Copy each line of the data below in which the word "JSON" can be found.

▶ Records supplied
────────────────
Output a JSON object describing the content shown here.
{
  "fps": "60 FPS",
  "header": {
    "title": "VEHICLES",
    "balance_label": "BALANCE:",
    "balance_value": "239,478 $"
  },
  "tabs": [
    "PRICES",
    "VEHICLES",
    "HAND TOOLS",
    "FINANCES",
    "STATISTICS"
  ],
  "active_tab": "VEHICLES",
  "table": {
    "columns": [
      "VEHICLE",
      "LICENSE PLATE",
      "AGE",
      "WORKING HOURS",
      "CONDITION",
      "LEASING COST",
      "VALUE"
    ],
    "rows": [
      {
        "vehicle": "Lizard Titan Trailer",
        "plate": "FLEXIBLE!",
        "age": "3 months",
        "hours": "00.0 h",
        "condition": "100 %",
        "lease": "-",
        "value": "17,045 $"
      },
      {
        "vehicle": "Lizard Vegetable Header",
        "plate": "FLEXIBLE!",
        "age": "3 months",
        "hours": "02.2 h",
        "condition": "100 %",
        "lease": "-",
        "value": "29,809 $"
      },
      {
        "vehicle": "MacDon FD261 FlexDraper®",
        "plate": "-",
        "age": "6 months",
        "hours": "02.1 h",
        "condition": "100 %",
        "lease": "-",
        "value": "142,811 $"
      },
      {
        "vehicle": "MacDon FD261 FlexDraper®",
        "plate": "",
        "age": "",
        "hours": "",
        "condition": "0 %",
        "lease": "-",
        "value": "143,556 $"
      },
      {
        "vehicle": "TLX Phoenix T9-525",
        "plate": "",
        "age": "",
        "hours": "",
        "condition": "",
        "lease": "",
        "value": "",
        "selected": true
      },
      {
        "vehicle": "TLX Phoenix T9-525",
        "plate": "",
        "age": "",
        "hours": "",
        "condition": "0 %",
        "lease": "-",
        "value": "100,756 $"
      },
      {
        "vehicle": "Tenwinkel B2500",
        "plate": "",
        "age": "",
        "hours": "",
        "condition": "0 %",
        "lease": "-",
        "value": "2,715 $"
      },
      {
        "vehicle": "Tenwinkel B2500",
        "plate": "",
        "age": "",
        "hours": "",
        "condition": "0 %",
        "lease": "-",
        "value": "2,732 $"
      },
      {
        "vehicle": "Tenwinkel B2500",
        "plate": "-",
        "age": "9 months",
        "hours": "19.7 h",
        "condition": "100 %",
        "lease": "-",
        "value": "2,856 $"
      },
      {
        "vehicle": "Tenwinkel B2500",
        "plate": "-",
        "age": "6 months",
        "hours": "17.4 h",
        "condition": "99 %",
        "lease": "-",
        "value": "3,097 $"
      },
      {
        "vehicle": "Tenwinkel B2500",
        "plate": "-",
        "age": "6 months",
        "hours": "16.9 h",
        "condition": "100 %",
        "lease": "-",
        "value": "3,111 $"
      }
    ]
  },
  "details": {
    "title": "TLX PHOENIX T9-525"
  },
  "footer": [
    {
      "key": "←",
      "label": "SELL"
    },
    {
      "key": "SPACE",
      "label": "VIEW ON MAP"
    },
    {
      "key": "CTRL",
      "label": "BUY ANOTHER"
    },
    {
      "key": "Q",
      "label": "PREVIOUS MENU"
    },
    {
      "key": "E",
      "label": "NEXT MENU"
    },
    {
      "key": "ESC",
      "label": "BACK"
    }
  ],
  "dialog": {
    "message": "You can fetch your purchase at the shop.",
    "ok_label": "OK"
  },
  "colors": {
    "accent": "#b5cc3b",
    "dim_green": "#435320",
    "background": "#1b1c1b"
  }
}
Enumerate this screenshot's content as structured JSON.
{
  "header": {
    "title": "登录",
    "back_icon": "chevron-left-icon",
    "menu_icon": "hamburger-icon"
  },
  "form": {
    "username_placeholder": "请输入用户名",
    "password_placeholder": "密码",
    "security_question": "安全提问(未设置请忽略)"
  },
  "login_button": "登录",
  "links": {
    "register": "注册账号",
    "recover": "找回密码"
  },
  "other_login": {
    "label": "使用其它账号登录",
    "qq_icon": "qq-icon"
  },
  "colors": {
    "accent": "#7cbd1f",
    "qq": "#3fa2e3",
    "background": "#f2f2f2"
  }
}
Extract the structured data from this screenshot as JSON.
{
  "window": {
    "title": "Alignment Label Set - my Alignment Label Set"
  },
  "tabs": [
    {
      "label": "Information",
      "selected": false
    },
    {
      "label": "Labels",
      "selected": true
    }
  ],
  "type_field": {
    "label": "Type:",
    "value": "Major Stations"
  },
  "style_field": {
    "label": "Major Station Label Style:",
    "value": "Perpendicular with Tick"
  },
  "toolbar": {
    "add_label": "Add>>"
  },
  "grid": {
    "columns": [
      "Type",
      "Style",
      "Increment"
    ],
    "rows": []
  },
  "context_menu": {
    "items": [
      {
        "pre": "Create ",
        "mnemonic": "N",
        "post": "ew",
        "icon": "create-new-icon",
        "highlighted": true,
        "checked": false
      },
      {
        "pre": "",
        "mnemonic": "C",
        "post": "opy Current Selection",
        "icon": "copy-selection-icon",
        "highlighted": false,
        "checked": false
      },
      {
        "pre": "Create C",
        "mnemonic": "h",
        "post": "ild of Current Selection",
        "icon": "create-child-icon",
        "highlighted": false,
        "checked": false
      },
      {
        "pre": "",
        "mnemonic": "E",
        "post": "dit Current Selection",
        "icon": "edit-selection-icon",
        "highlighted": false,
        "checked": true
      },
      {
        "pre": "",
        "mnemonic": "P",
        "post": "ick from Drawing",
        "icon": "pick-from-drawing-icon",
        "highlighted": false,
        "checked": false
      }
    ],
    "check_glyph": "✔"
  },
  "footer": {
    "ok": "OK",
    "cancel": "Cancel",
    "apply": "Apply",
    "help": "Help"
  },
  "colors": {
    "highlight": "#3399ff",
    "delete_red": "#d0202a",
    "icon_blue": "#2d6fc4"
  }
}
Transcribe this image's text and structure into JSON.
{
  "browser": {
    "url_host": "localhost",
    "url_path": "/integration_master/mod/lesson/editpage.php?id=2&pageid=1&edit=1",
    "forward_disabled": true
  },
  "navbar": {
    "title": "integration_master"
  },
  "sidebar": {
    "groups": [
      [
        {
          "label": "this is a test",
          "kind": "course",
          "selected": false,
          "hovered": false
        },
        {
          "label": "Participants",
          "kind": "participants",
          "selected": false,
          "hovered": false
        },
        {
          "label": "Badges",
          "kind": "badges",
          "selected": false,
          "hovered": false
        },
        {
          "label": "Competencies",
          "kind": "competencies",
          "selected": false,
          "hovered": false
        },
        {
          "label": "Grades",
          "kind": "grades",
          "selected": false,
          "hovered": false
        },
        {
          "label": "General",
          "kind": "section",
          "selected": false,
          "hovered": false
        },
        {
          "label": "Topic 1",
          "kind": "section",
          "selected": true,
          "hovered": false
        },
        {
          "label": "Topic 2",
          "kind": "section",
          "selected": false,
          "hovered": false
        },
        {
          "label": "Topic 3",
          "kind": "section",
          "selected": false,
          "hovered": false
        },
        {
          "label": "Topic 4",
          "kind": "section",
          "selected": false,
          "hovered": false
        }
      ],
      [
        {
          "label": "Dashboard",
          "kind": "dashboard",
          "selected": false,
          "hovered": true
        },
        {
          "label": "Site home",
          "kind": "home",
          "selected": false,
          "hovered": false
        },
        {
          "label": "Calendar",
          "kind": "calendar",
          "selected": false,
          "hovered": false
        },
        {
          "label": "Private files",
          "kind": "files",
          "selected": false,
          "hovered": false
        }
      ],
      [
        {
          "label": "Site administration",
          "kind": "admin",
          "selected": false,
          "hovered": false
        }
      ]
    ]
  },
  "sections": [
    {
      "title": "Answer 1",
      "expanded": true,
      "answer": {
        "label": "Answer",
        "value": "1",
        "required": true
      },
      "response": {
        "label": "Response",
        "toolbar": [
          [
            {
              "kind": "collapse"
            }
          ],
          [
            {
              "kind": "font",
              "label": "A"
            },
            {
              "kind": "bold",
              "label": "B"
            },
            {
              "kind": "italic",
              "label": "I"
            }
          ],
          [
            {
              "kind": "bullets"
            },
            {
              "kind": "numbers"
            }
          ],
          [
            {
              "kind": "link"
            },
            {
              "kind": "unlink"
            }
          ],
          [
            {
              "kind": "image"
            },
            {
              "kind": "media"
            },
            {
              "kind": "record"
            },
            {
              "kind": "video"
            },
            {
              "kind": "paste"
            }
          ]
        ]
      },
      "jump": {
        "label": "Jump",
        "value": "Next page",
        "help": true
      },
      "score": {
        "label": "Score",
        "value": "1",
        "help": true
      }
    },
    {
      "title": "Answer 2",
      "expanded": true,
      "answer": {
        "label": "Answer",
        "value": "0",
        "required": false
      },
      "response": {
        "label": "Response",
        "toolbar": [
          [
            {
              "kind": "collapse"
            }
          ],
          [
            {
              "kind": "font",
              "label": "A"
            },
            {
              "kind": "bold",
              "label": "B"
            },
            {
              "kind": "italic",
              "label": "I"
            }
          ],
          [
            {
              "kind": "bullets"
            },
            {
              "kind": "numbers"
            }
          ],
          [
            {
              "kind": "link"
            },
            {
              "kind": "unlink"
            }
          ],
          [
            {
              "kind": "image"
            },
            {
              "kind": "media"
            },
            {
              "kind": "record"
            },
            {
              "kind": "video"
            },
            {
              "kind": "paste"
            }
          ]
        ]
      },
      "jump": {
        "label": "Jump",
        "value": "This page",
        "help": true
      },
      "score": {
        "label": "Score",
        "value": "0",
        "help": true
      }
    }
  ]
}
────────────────
▶ Response below
Output a JSON object describing the content shown here.
Enumerate this screenshot's content as structured JSON.
Extract the structured data from this screenshot as JSON.
Transcribe this image's text and structure into JSON.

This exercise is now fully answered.